  23. Clocks, by Coldplay.  I downloaded it because I thought it was cool… Haven’t listened to it in some time now…
  24. Ballad in Plain Red, by Derek Webb.   An 8-bar blues tune.
  25. Now and Then, by Sandra McCracken.  BGVs provided by Derek Webb.

I am very surprised because I thought listened to Andy Osenga’s stuff the most, but my iPod does not think so… I wish I could say my device was biased.  <NOTE: But then again, how could it like Derek Webb more than yours truly?>

simple things

For better or for worse I am often pleased with very simple things. One recent treasure that my wife has given me is this coffee mug/carafe:

 

It holds about 20 oz of coffee. It keeps coffee piping hot for over 12 hours, and it does not sweat.
This is a prime example of ingenuity at it’s greatest.
In light of the passage below and the message preached on Sunday morning it seems rather trite to post about my coffee mug, but the pleasure of this mug just struck me today as I poured another cup. My wife has to be the most thoughtful gift-giver.
1 Corinthians 7:29-31
This is what I mean, brothers: the appointed time has grown very short. From now on, let those who have wives live as though they had none, and those who mourn as though they were not mourning, and those who rejoice as though they were not rejoicing, and those who buy as though they had no goods, and those who deal with the world as though they had no dealings with it. For the present form of this world is passing away.

back home

For my “regular” visitors to the Clyde:Blog you will know that Lisa, Claire and I were on a short vacation, er trip, to the bay area.  I hesitate labeling it a vacation, since the word vacation is a synonym to the word intermission which Merriam-Webster would describe as

2 a : a scheduled period during which activity (as of a court or school) is suspended b : a period of exemption from work granted to an employee for rest and relaxation

This trip was indeed a “scheduled period during which activity is suspended”, but some would argue that this employee did not always have “rest.” Readers may refer to the September 10 post but to make sure I am not overstating the truth, we actually had a very easy time with Claire on Saturday evening. She went down in her pack ‘n play without much trouble, and as I can recall we had 6 hours of consecutive slumber.
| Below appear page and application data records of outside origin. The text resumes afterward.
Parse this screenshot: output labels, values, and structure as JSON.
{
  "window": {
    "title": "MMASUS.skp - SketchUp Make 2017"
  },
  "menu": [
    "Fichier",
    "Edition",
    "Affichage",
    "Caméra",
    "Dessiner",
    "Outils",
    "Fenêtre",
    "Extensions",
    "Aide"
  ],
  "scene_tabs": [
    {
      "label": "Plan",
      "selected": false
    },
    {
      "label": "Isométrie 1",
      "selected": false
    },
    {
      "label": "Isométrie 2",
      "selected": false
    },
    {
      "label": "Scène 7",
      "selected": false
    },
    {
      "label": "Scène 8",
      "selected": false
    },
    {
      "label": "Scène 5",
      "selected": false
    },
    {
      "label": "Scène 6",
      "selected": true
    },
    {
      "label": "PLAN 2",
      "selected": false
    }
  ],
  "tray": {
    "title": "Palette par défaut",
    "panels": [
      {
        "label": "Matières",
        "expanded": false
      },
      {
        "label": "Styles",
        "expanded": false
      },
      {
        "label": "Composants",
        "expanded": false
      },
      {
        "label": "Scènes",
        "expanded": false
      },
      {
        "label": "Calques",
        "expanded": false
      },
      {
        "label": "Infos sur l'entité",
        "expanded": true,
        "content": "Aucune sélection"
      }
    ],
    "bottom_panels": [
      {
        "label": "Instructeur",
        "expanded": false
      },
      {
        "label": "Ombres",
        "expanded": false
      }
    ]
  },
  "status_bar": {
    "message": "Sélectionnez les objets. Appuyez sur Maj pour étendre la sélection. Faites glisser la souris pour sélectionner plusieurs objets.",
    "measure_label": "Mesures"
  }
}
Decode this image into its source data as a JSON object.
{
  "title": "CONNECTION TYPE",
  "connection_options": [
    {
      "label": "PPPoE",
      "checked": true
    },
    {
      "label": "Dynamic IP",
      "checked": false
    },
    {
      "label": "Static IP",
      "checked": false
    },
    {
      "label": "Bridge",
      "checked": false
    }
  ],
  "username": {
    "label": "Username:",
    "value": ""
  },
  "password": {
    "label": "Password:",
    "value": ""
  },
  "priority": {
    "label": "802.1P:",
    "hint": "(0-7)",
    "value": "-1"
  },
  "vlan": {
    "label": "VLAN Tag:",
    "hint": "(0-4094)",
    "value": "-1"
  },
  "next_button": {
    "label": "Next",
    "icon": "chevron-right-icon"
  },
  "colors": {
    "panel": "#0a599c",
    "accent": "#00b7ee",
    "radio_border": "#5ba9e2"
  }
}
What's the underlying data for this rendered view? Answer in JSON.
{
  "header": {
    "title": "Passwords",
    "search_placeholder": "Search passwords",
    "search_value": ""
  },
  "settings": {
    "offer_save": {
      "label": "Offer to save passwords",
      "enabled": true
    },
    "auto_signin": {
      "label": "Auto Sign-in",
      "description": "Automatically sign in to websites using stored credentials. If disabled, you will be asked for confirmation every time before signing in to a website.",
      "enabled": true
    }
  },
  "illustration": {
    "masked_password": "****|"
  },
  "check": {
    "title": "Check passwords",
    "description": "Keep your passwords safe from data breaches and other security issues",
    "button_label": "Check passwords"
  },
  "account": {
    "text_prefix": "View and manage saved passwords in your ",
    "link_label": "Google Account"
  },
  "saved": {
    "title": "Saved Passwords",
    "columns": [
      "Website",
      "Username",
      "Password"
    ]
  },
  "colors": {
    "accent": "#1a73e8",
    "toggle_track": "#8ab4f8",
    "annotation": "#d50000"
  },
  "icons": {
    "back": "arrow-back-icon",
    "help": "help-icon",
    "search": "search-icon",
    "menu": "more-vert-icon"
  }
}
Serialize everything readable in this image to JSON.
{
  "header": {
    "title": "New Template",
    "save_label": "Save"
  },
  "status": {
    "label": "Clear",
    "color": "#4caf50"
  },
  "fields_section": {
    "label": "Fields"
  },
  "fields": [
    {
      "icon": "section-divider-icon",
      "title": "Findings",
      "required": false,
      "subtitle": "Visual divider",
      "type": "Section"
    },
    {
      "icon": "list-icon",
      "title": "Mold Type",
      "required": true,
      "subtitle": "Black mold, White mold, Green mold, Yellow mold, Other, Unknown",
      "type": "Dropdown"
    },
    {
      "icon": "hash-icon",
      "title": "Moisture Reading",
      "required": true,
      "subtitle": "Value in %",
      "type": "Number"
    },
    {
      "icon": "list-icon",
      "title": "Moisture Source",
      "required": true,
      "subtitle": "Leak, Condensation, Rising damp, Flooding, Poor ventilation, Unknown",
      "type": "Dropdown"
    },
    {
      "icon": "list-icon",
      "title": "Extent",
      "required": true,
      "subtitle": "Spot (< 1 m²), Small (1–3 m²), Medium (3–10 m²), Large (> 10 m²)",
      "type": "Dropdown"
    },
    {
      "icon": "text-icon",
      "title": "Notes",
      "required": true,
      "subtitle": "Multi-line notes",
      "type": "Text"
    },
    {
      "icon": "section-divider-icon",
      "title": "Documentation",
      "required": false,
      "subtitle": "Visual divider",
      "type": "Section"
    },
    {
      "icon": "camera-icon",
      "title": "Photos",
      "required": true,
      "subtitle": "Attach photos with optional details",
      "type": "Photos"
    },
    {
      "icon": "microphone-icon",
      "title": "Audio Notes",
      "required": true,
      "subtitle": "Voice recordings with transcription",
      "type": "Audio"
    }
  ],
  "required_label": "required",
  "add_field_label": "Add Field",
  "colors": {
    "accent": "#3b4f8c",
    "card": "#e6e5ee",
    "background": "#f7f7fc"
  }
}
On Sunday we enjoyed a leisurely drive home, which started from our hotel (which I must say was fabulous) at around 10:00 am. We traveled on to Highway 1, which features a very picturesque ocean and mountain views at every stretch and bend. We stopped in Carmel-by-the-Sea (if the city is called, “Carmel-by-the-Sea” perhaps my town should be called “Saugus-by-the-Extremely Dry Hill” or maybe “Santa Clarita-with-a-plethora-of-Franchises”) for lunch and window-shopping. It our first visit to Carmel-by-the-Sea and we loved it.As usual, as travelers who return home from their journeys, either succinct or extended, it was good to be back home. And verily we still are not yet home.